The segment is expected to run at around 10:40 a.m. Hoda and Kathy Lee will have their work cut out for them, as Elsesser is loathe to talk about himself.

“It’s kind of out of my style. I’m not used to the spotlight. I’m more of the bashful type,” Elsesser said Tuesday afternoon at his Cape Coral home. “It’s just another thing.”

Elsesser will be joined by Becky Sanders-Lucas, director of development for Habitat for Humanity of Lee & Hendry Counties, who said Elsesser didn’t want to do it at first.

“I’ve been here for 15 years, so if he gets stuck, I can help him out,” Sanders-Lucas said. “When he first learned about this, he didn’t want to do it. It was a flat no, but he changed his mind.”

The pair was to fly out at 8 a.m. non-stop to New York. Elsesser said he last took an airplane 10 to 15 years ago to see family in State College, Penn. It didn’t go well.

“They had two schedules on the wall and I looked at one and decided I had lots of time to go to the bathroom. I missed my plane,” Elsesser said. “Someone was waiting for me to drive me home. I haven’t flown since.”

They will be in a hotel near “30 Rock” and meet the producer of the segment upon arrival before having the rest of the day to themselves, Sanders-Lucas said.

They will go to the studio around 9 a.m. and watch the show from the green room before going onstage for a five-minute segment.
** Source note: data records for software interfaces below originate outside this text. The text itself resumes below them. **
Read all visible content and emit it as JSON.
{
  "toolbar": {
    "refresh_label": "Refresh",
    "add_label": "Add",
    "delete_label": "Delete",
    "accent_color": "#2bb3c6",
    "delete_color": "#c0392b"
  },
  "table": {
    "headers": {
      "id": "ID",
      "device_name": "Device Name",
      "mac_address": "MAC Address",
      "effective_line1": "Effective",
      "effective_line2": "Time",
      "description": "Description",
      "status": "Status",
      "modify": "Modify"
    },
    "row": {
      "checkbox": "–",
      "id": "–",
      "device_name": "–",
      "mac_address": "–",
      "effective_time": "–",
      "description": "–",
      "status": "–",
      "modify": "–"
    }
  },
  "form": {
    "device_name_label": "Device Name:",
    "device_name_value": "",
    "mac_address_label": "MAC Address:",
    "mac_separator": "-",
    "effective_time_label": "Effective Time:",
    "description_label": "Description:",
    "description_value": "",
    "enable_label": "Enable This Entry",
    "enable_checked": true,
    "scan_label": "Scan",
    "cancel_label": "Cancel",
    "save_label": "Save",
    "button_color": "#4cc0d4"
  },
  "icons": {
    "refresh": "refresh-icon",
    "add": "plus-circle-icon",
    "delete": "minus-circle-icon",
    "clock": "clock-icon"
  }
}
Elsesser last went to New York City when he was a paperboy in Pennsylvania in 1939 and learned it was an entirely different world.

“I got on the subway and took an elevator to my hotel. You would be running around all over the place today.” Elsesser said.
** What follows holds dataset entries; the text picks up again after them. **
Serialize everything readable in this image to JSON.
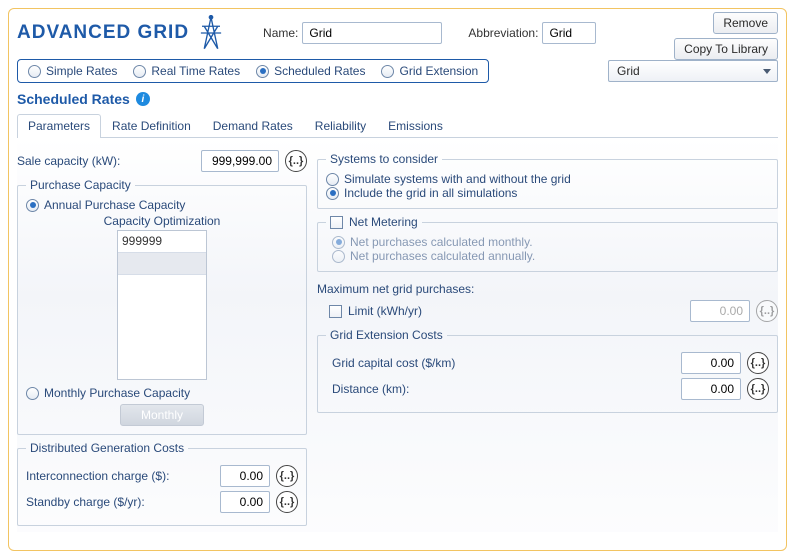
{
  "header": {
    "title": "ADVANCED GRID",
    "name_label": "Name:",
    "name_value": "Grid",
    "abbrev_label": "Abbreviation:",
    "abbrev_value": "Grid",
    "remove_btn": "Remove",
    "copy_btn": "Copy To Library"
  },
  "modes": {
    "simple": "Simple Rates",
    "realtime": "Real Time Rates",
    "scheduled": "Scheduled Rates",
    "extension": "Grid Extension",
    "combo_value": "Grid"
  },
  "section_title": "Scheduled Rates",
  "tabs": {
    "parameters": "Parameters",
    "rate_def": "Rate Definition",
    "demand": "Demand Rates",
    "reliability": "Reliability",
    "emissions": "Emissions"
  },
  "left": {
    "sale_cap_label": "Sale capacity (kW):",
    "sale_cap_value": "999,999.00",
    "purchase_cap_legend": "Purchase Capacity",
    "annual_opt": "Annual Purchase Capacity",
    "cap_opt_header": "Capacity Optimization",
    "cap_opt_value": "999999",
    "monthly_opt": "Monthly Purchase Capacity",
    "monthly_btn": "Monthly",
    "dist_legend": "Distributed Generation Costs",
    "interconn_label": "Interconnection charge ($):",
    "interconn_value": "0.00",
    "standby_label": "Standby charge ($/yr):",
    "standby_value": "0.00"
  },
  "right": {
    "systems_legend": "Systems to consider",
    "systems_opt1": "Simulate systems with and without the grid",
    "systems_opt2": "Include the grid in all simulations",
    "netmeter_label": "Net Metering",
    "net_monthly": "Net purchases calculated monthly.",
    "net_annually": "Net purchases calculated annually.",
    "max_net_label": "Maximum net grid purchases:",
    "limit_label": "Limit (kWh/yr)",
    "limit_value": "0.00",
    "ext_legend": "Grid Extension Costs",
    "capital_label": "Grid capital cost ($/km)",
    "capital_value": "0.00",
    "dist_label": "Distance (km):",
    "dist_value": "0.00"
  },
  "glyphs": {
    "curly": "{..}"
  }
}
Following his appearance, the show will honor Elsesser for appearing by giving him a private tour of the USS Intrepid, the ship Elsesser served on during World War II and which is now docked in New York Harbor in Manhattan as a historic landmark.

From there, he goes home and back to work Friday to install two doors, the way he wants it.
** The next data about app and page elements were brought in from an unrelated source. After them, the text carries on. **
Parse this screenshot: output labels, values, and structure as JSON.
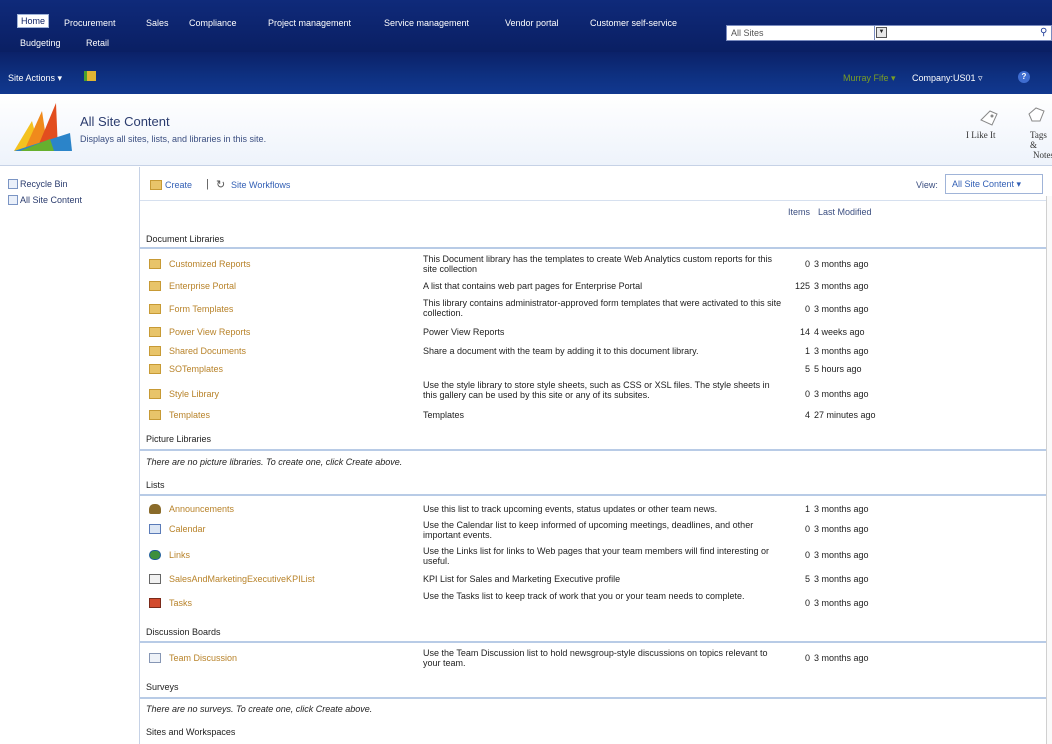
{
  "topnav": {
    "tabs": [
      "Home",
      "Procurement",
      "Sales",
      "Compliance",
      "Project management",
      "Service management",
      "Vendor portal",
      "Customer self-service",
      "Budgeting",
      "Retail"
    ],
    "search_scope": "All Sites",
    "search_placeholder": ""
  },
  "actionbar": {
    "site_actions": "Site Actions ▾",
    "user": "Murray Fife ▾",
    "company": "Company:US01 ▿"
  },
  "header": {
    "title": "All Site Content",
    "subtitle": "Displays all sites, lists, and libraries in this site.",
    "like_label": "I Like It",
    "tags_label_1": "Tags &",
    "tags_label_2": "Notes"
  },
  "leftnav": [
    "Recycle Bin",
    "All Site Content"
  ],
  "toolbar": {
    "create": "Create",
    "workflows": "Site Workflows",
    "view_label": "View:",
    "view_value": "All Site Content ▾"
  },
  "columns": {
    "items": "Items",
    "last_modified": "Last Modified"
  },
  "sections": {
    "doc_libs": {
      "title": "Document Libraries",
      "items": [
        {
          "name": "Customized Reports",
          "desc": "This Document library has the templates to create Web Analytics custom reports for this site collection",
          "count": "0",
          "modified": "3 months ago"
        },
        {
          "name": "Enterprise Portal",
          "desc": "A list that contains web part pages for Enterprise Portal",
          "count": "125",
          "modified": "3 months ago"
        },
        {
          "name": "Form Templates",
          "desc": "This library contains administrator-approved form templates that were activated to this site collection.",
          "count": "0",
          "modified": "3 months ago"
        },
        {
          "name": "Power View Reports",
          "desc": "Power View Reports",
          "count": "14",
          "modified": "4 weeks ago"
        },
        {
          "name": "Shared Documents",
          "desc": "Share a document with the team by adding it to this document library.",
          "count": "1",
          "modified": "3 months ago"
        },
        {
          "name": "SOTemplates",
          "desc": "",
          "count": "5",
          "modified": "5 hours ago"
        },
        {
          "name": "Style Library",
          "desc": "Use the style library to store style sheets, such as CSS or XSL files. The style sheets in this gallery can be used by this site or any of its subsites.",
          "count": "0",
          "modified": "3 months ago"
        },
        {
          "name": "Templates",
          "desc": "Templates",
          "count": "4",
          "modified": "27 minutes ago"
        }
      ]
    },
    "pic_libs": {
      "title": "Picture Libraries",
      "empty": "There are no picture libraries. To create one, click Create above."
    },
    "lists": {
      "title": "Lists",
      "items": [
        {
          "name": "Announcements",
          "desc": "Use this list to track upcoming events, status updates or other team news.",
          "count": "1",
          "modified": "3 months ago"
        },
        {
          "name": "Calendar",
          "desc": "Use the Calendar list to keep informed of upcoming meetings, deadlines, and other important events.",
          "count": "0",
          "modified": "3 months ago"
        },
        {
          "name": "Links",
          "desc": "Use the Links list for links to Web pages that your team members will find interesting or useful.",
          "count": "0",
          "modified": "3 months ago"
        },
        {
          "name": "SalesAndMarketingExecutiveKPIList",
          "desc": "KPI List for Sales and Marketing Executive profile",
          "count": "5",
          "modified": "3 months ago"
        },
        {
          "name": "Tasks",
          "desc": "Use the Tasks list to keep track of work that you or your team needs to complete.",
          "count": "0",
          "modified": "3 months ago"
        }
      ]
    },
    "discussions": {
      "title": "Discussion Boards",
      "items": [
        {
          "name": "Team Discussion",
          "desc": "Use the Team Discussion list to hold newsgroup-style discussions on topics relevant to your team.",
          "count": "0",
          "modified": "3 months ago"
        }
      ]
    },
    "surveys": {
      "title": "Surveys",
      "empty": "There are no surveys. To create one, click Create above."
    },
    "sites": {
      "title": "Sites and Workspaces"
    }
  }
}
“He said he would be right back out there, but I told Harold he could call in,” Sanders-Lucas said.

Elsesser, a 50-year resident of Cape Coral who turned 91 last Thursday, is the longest running continuous volunteer at Habitat next to former President Jimmy Carter and his wife Rosalyn.

Just last month, Elsesser was honored by the local Habitat for Humanity chapter by having a Habitat home in North Fort Myers named in his honor, which had never been done in the history of the organization.

“We just could not be any happier for Harold and this experience to find out what he’s done for us and inspire others to do it in the future,” Milton said.

I’m honored that we’re going to be on together. It’s really special,” Sanders-Lucas said before turning to Harold and saying. “It will be an amazing culmination of your service and your story inspires a lot of people, so you’re doing a lot of good.”